My sweater was new, stinging red and ugly. It was May 12 but the temperature had dipped to the forties, and after four days shivering in my shirtsleeves, I grabbed cover at a tag sale rather than dig through my boxed-up winter clothes. Spring in Chicago.
In my gunny-covered cubicle I sat staring at the computer screen. My story for the day was a limp sort of evil. Four kids, ages two through six, were found locked in a room on the South Side with a couple of tuna sandwiches and a quart of milk. They'd been left three days, flurrying like chickens over the food and feces on the carpet. Their mother had wandered off for a suck on the pipe and just forgotten. Sometimes that's what happens. No cigarette burns, no bone snaps. Just an irretrievable slipping. I'd seen the mother after the arrest: twenty-two-year-old Tammy Davis, blonde and fat, with pink rouge on her cheeks in two perfect circles the size of shot glasses. I could imagine her sitting on a shambled-down sofa, her lips on that metal, a sharp burst of smoke. Then all was fast floating, her kids way behind, as she shot back to junior high, when the boys still cared and she was the prettiest, a glossy-lipped thirteen-year-old who mouthed cinnamon sticks before she kissed.
A belly. A smell. Cigarettes and old coffee. My editor, esteemed, weary Frank Curry, rocking back in his cracked Hush Puppies. His teeth soaked in brown tobacco saliva.
"Where are you on the story, kiddo " There was a silver tack on my desk, point up. He pushed it lightly under a yellow thumbnail.
"Near done." I had two inches of copy. I needed six.
"Good. Fuck her, file it, and come to my office."
"I can come now."
"Fuck her, file it, then come to my office."
"Fine. Ten minutes." I wanted my thumbtack back.
He started out of my cubicle. His tie swayed down near his crotch.

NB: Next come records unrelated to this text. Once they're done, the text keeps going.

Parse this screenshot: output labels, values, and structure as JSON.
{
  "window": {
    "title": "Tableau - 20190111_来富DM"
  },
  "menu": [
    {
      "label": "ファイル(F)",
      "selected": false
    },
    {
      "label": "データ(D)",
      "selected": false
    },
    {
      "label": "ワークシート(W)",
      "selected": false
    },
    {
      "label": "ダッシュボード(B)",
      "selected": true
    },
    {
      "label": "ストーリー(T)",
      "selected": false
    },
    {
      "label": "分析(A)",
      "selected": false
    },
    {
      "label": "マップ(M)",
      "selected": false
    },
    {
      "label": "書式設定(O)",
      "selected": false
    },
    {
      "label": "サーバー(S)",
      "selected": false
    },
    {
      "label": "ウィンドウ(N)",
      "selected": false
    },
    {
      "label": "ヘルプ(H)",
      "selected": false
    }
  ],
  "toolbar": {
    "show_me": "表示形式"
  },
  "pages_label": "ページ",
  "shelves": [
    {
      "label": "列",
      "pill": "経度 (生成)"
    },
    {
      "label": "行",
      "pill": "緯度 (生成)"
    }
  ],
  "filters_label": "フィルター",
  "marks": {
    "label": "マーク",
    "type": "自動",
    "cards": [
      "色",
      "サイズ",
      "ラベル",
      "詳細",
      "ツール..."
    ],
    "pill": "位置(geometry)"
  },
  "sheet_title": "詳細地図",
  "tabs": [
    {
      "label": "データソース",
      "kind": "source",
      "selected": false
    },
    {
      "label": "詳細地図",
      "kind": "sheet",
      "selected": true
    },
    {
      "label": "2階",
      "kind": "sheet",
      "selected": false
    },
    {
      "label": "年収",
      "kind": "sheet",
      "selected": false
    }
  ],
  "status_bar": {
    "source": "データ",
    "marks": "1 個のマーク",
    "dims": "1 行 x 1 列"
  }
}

"Yes, Curry "
Frank Curry thinks I'm a soft touch. Might be because I'm a woman. Might be because I'm a soft touch.